JpGU-AGU Joint Meeting 2020

Presentation information

[E] Poster

P (Space and Planetary Sciences ) » P-PS Planetary Sciences

[P-PS07] Solar System Small Bodies: Explorations of Ryugu, Bennu, and the Solar System at Large

convener:Taishi Nakamoto(Tokyo Institute of Technology), Tatsuaki Okada(Institute of Space and Astronautical Science, Japan Aerospace Exploration Agency), Dante S Lauretta(University of Arizona), Masateru Ishiguro(Department of Physics and Astronomy, Seoul National University)

[PPS07-P05] The Surface Roughness of (162173) Ryugu based on the Topography from HAYABUSA2 Laser Altimeter (LIDAR)

*Shinsuke Abe1, Noriyuki Namiki2, Koji Matsumoto2, Hirotomo Noda2, Hiroki Senshu3, Naru Hirata4, Hirohide Demura4 (1.Department of Aerospace Engineering, College of Science and Technology, Nihon University, 2.National Astronomical Observatory of Japan, 3.Planetary Exploration Research Center, Chiba Institute of Technology, 4.The University of Aizu)

Keywords:Asteroids, Ryugu, Roughness, Craters, Boulders

Introduction: The Japanese asteroid explorer Hayabusa2 spacecraft explored the near-Earth asteroid (162173) Ryugu between June 2018 and November 2019. During this period, the laser altimeter (LIght Detection And Ranging, LIDAR) onboard Hayabusa2 collected over 7 million measurements of the spacecraft range to the asteroid surface [8]. The surface roughness and global surface roughness maps for Ryugu were carried out using the LIDAR topography data. The surface roughness which is defined as RMS deviation over different horizontal scales enables to give a new insight into an origin and geologic processes of a small body. The roughness is also related to the self-affine nature of planetary surfaces through a value called the Hurst exponent, H (0 In this study, we investigated the correlations between the surface roughness and the geological features on Ryugu compared with those on Itokawa and Eros. Comparing Hurst exponent of Ryugu with other bodies, the surface evolution of rubble-pile small bodies will be discussed.

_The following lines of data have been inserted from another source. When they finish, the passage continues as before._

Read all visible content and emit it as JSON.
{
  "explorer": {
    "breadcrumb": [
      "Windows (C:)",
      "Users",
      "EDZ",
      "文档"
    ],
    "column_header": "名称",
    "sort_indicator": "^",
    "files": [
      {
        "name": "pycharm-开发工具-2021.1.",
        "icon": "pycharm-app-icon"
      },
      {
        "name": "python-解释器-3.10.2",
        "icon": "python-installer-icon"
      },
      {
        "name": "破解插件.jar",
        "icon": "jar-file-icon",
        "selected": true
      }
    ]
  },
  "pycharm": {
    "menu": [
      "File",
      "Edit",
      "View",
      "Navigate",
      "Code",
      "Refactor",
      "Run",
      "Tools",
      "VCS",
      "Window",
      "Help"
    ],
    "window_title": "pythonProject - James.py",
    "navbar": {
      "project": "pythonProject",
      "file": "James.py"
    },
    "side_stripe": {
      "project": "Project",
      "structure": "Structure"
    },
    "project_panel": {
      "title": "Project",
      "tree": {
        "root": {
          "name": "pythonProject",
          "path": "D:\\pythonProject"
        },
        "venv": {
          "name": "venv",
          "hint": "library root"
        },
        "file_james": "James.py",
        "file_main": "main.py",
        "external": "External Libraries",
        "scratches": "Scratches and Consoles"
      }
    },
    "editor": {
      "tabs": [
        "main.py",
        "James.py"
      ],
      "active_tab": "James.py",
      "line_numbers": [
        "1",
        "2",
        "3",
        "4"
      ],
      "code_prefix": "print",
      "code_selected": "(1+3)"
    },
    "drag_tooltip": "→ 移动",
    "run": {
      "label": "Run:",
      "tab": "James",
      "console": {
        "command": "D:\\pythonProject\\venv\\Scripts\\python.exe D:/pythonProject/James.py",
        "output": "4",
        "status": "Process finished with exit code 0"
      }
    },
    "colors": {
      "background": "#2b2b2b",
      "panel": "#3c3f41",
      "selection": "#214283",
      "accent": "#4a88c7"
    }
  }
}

Results and Discussion: Deviograms provide a quantitative way to compare the surfaces of different bodies to one another [2-7]. The deviogram of Ryugu appears to have shallower slopes over all baselines than Eros and Moon. On the other hand, comparing the deviogram with Itokawa, it looks like a straight line that increases with increasing baseline. The Hurst exponent of Ryugu is 0.69 at L=8~60m (0.74, L=8~30m). The deviograms of Eros and Moon showed self-affine (straight-line in the deviogram) nature [4], and have a similar Hurst exponent (0.97, L=4~200m) compared to Mercury [3]. On the other hand, the Hurst exponent of Itokawa is 0.51 (L=8~32m). According to [4], Higher Hurst exponent (~1) might be indicative of the surfaces dominated by impact cratering. Several craters on Ryugu have topographically distinctive raised rims while those on Itokawa do not. Unlike Eros (which is believed to be a Fractured Monolith), Ryugu is thought to have a rubble-pile structure [9]. Therefore, due to lack of the ability to support large-scale topography, it is assumed that the Hurst exponent of Ryugu is higher than Itokawa but lower than Eros, Moon and Mercury. It is indicated that the Hurst exponent of Ryugu showed well-correlation to the surfaces topography which is dominated by impact cratering [3-5]. The surface roughness change by a collision will be examined by using the SCI (Small Carry-on Impactor) event.

Acknowledgement: This research have been summarized by Mr. Yosuke Masuda (Nihon University) as his master thesis. This work was carried out by the joint usage / research program at the Research Center for Space Informatics, University of Aizu.

References: [1] Abe S. et al. (2006) Science, 312, 1344-1347. [2] Barnouin-Jha O. S. et al. (2008) Icarus,198,108-124. [3] Susorney H. C. M. (2017) J.Geophys.Res.,122, 1372-1390. [4] Susorney H. C. M. (2018) Icarus, 314, 299-310. [5] Susorney H. C. M. et al. (2019) Icarus, 325, 141-152. [6] Susorney H. C. M. et al. (2019) LPSC XXXIX, Abstract #2083 [7] Shepard M.K. et al. (2001) J. Geophys. Res., 106, 32777-32796. [8] Matsumoto K. et al. (2020) Icarus,338,113574. [9] Watanabe S. et al. (2019) Science, 364, 268-272.